→ **Your task**
For the data below, work out how many lines contain the word "traffic" and supply only that number.

Stored data
^^^^^^^^^^^^^^^^

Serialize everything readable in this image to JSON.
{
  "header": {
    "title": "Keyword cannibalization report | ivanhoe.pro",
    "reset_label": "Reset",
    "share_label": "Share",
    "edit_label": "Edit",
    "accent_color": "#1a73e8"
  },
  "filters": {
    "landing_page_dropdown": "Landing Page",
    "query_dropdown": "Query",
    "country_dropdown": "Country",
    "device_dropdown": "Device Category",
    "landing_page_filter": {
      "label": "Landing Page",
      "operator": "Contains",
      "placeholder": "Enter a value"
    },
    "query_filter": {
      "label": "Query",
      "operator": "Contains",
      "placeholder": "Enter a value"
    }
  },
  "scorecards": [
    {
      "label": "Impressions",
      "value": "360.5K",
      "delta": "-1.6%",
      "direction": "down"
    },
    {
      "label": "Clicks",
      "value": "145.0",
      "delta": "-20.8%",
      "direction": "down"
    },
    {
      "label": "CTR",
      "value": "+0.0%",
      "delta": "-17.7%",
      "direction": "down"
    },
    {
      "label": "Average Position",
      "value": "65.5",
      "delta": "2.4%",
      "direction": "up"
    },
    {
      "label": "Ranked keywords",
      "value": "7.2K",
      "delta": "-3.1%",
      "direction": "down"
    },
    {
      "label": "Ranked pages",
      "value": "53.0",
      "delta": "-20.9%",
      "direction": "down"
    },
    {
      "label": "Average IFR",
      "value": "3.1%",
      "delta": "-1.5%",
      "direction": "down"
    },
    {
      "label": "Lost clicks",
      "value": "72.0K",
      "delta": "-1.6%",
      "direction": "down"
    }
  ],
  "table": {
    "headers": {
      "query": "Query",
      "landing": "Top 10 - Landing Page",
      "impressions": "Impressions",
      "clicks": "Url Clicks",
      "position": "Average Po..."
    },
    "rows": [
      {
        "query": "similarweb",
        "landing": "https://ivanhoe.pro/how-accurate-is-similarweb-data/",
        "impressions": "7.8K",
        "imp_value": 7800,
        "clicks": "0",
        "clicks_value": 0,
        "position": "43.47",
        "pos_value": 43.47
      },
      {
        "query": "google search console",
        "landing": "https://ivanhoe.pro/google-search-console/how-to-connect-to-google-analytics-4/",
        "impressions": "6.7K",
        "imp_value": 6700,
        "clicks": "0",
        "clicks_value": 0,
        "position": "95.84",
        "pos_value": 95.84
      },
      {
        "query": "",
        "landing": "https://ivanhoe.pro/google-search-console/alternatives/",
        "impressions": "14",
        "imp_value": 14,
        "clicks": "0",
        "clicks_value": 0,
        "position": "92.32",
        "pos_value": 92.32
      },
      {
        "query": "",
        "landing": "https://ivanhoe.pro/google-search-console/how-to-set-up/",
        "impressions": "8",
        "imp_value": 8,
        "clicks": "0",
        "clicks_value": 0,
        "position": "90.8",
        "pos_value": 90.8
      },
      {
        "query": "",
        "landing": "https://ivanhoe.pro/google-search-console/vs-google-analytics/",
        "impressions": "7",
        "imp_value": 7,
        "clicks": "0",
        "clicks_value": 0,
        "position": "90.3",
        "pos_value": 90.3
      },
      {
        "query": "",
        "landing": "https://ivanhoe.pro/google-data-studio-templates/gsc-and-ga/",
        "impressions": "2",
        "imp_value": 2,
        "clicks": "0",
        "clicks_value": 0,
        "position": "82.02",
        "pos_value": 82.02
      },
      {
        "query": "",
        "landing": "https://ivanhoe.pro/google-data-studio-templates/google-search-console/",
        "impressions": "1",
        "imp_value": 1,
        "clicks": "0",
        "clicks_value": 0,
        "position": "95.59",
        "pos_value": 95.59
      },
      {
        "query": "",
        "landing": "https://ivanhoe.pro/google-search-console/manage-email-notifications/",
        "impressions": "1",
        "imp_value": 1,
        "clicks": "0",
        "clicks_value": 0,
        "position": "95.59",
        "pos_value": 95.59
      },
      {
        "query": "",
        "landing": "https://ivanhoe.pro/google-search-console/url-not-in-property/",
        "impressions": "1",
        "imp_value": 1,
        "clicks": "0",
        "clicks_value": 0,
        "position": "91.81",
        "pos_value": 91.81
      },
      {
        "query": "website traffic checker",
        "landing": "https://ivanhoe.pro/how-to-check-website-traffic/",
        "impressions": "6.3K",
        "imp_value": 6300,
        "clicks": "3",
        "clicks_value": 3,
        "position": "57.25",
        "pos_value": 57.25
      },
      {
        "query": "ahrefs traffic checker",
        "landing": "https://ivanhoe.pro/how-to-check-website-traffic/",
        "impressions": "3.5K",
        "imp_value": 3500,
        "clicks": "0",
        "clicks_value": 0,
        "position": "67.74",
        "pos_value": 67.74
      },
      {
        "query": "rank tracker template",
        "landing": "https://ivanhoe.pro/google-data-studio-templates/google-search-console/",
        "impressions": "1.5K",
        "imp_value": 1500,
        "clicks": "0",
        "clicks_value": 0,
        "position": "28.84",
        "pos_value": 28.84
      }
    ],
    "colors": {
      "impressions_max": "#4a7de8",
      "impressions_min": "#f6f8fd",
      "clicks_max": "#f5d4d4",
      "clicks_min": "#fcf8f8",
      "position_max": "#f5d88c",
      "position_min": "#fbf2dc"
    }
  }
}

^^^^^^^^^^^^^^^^

→ **Written solution**
4